According to connectivity software developer VNC Automotive, police and first responder vehicles are set to undergo a technology revolution, that will include augmented reality, mobile surveillance and remote device control. Drawing on emerging trends in consumer vehicles and cell phone platforms, the UK-based software company says it is already in discussions with forces and conversion specialists as it integrates new systems into a car’s existing infrastructure.
“We’re already seeing a focus on app-based solutions, but there is now a shift toward exploring technology including remote control functionality, the relaying of remote surveillance footage to a car’s dashboard and even augmented reality,” explained Philip Handschin, technical consultant at VNC Automotive. “However, all this functionality needs to remain intuitive and easily integrated with the large format touchscreens that are becoming commonplace in today’s vehicles.
“We can tap into the systems that OEMs build into cars, utilizing large format touchscreens and the existing hardware for communication and connectivity, but add functionality that empowers police and first responders to allow them to work more effectively and make better-informed decisions.”

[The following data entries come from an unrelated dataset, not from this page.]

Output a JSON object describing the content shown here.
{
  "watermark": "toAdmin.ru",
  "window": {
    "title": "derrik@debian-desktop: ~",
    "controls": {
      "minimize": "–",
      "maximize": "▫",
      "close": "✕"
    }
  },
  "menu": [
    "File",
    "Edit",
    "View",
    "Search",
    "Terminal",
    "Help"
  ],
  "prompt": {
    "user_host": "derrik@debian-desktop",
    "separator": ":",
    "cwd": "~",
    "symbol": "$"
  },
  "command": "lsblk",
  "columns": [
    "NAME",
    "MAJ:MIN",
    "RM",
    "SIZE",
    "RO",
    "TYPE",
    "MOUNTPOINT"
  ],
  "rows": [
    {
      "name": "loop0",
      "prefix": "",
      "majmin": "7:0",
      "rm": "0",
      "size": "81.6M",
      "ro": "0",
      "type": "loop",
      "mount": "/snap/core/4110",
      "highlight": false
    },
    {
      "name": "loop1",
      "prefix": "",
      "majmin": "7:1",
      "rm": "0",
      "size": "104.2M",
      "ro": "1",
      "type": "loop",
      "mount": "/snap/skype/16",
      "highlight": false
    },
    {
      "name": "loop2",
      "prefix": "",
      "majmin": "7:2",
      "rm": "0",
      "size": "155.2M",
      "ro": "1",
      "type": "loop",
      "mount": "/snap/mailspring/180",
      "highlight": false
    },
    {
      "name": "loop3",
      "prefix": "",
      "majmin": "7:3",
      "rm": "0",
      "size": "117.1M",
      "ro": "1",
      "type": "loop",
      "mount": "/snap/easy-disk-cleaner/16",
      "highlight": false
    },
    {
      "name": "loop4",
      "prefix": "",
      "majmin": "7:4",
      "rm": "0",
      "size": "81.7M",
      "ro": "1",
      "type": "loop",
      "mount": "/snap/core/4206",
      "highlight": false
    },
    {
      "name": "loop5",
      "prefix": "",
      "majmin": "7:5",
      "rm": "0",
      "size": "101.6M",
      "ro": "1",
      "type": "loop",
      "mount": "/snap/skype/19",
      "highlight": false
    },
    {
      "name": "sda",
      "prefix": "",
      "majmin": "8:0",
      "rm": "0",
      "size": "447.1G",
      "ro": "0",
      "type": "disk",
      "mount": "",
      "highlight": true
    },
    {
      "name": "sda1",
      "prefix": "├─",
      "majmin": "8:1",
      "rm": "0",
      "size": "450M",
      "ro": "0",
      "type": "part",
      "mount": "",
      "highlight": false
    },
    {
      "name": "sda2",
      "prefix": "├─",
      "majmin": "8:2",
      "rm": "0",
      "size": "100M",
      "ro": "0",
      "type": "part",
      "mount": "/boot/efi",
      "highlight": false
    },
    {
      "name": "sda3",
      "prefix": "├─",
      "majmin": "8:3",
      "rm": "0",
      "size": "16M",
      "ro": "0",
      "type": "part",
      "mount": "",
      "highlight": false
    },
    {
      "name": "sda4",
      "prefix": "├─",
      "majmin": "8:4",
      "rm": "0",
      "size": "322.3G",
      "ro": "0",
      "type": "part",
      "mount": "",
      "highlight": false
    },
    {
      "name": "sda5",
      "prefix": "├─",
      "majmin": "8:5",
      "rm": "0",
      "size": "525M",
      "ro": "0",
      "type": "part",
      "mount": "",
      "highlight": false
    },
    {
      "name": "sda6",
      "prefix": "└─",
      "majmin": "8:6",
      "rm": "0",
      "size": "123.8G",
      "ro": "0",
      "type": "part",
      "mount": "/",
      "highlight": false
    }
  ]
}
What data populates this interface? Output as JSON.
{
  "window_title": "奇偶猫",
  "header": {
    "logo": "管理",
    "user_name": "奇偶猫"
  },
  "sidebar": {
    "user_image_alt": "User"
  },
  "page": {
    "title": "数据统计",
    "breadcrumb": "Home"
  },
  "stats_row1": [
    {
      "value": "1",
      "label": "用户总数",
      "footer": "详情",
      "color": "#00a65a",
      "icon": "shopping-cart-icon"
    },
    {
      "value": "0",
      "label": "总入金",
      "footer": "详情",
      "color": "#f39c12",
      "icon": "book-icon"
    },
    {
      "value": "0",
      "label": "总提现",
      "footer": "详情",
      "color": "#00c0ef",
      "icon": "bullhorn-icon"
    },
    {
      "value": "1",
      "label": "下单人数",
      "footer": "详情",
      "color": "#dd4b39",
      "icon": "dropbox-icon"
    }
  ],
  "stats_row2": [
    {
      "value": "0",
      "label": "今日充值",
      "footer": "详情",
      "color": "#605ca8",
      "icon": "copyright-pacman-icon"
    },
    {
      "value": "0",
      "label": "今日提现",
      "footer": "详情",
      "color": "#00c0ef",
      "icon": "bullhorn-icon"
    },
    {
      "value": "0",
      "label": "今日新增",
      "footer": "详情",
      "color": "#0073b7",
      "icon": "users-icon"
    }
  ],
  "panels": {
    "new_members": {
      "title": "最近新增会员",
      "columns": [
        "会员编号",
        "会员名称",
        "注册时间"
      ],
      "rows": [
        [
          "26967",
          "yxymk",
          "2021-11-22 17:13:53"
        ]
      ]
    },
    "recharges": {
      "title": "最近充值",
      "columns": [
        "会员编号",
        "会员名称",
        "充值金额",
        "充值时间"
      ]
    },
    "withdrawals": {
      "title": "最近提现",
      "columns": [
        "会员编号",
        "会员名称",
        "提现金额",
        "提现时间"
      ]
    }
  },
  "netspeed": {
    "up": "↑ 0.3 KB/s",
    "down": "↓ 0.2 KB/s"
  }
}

Responders need to have access to the latest information – whether they’re running standard checks, on route or in pursuit. The status of team vehicles, including air support, and other emergency services, is vital, as is getting on scene quickly – taking into account traffic and other delays. All this means that information presented to the driver and passenger in a form that is quickly assimilated is vital. “The benefits that augmented reality can provide are obvious when considering navigation, call status and database information. It also means the driver need not take their eye off the road, and can make decisions with fewer distractions,” noted Handschin.
Many police and responder services are already moving to mobile devices, with smartphones replacing separate items of equipment. In some cases smart platforms and apps now form part of the daily work process, including reporting and file management, database access and team communications.
VNC says its systems can go beyond what standard consumer systems offer. For example, its IVI connectivity software includes options like the automatic locking of the car when away from the vehicle (talking with a member of the public or pursuing a suspect on foot); the ability to activate remote functions like sirens, cameras and PA systems; or even transmit location information in an emergency. It notes that its proprietary software also allows additional hardware, like rugged laptops, to be safely stowed in the boot yet seamlessly integrated via the factory fitted touchscreen.
With so much technology in each vehicle, VNC says their function moves beyond transportation and they effectively become intelligence-gathering hubs – passing valuable, first-hand data back to a central command center and allowing the coordination of teams and other services.
The company claims its solutions already allow command centers to connect with vehicles in real time, controlling certain systems such as sirens and providing crucial navigation information to officers. Extending this idea, video and other data can be transmitted and the live feed from every vehicle used to provide a valuable net of surveillance around a serious incident. Recorded and indexed this could prove vital as evidence for later convictions.
“We’ve worked on factory-equipped vehicles like the Dodge Charger Pursuit vehicle in the USA, as well as with conversion companies in the UK and North America, and are in discussion with separate police forces across these regions. The US market is catered for by the OEMs, with vehicles supplied straight from the production line, but the economics are not the same in the UK. We’re the bridge in the middle, working directly with installers as well as operators to understand their needs and making it cost effective,” concluded Handschin.